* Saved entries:
○ ○ ○ ○ ○ ○ ○
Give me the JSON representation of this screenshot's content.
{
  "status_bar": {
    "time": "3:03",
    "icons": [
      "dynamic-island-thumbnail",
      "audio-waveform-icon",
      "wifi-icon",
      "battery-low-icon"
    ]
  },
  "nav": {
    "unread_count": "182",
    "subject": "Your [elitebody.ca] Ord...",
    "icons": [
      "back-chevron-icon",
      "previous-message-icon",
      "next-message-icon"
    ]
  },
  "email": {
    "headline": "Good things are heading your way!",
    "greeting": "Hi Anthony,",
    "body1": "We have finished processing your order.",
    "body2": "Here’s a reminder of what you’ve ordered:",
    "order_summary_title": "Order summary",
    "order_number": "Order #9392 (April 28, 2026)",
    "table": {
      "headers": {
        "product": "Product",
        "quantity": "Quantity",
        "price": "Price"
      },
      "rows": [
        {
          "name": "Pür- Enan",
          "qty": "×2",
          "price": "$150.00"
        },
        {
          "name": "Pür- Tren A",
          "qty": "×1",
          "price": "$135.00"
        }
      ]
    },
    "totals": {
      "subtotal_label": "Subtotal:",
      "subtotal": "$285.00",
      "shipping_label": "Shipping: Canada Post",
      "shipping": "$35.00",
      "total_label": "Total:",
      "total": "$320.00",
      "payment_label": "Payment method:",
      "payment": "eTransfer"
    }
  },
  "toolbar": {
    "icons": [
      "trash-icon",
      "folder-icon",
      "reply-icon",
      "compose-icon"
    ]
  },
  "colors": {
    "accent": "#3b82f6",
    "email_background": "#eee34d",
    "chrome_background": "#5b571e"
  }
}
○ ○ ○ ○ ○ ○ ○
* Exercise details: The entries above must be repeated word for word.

* Solution for this task:
Give me the JSON representation of this screenshot's content.
{
  "status_bar": {
    "time": "3:03",
    "icons": [
      "dynamic-island-thumbnail",
      "audio-waveform-icon",
      "wifi-icon",
      "battery-low-icon"
    ]
  },
  "nav": {
    "unread_count": "182",
    "subject": "Your [elitebody.ca] Ord...",
    "icons": [
      "back-chevron-icon",
      "previous-message-icon",
      "next-message-icon"
    ]
  },
  "email": {
    "headline": "Good things are heading your way!",
    "greeting": "Hi Anthony,",
    "body1": "We have finished processing your order.",
    "body2": "Here’s a reminder of what you’ve ordered:",
    "order_summary_title": "Order summary",
    "order_number": "Order #9392 (April 28, 2026)",
    "table": {
      "headers": {
        "product": "Product",
        "quantity": "Quantity",
        "price": "Price"
      },
      "rows": [
        {
          "name": "Pür- Enan",
          "qty": "×2",
          "price": "$150.00"
        },
        {
          "name": "Pür- Tren A",
          "qty": "×1",
          "price": "$135.00"
        }
      ]
    },
    "totals": {
      "subtotal_label": "Subtotal:",
      "subtotal": "$285.00",
      "shipping_label": "Shipping: Canada Post",
      "shipping": "$35.00",
      "total_label": "Total:",
      "total": "$320.00",
      "payment_label": "Payment method:",
      "payment": "eTransfer"
    }
  },
  "toolbar": {
    "icons": [
      "trash-icon",
      "folder-icon",
      "reply-icon",
      "compose-icon"
    ]
  },
  "colors": {
    "accent": "#3b82f6",
    "email_background": "#eee34d",
    "chrome_background": "#5b571e"
  }
}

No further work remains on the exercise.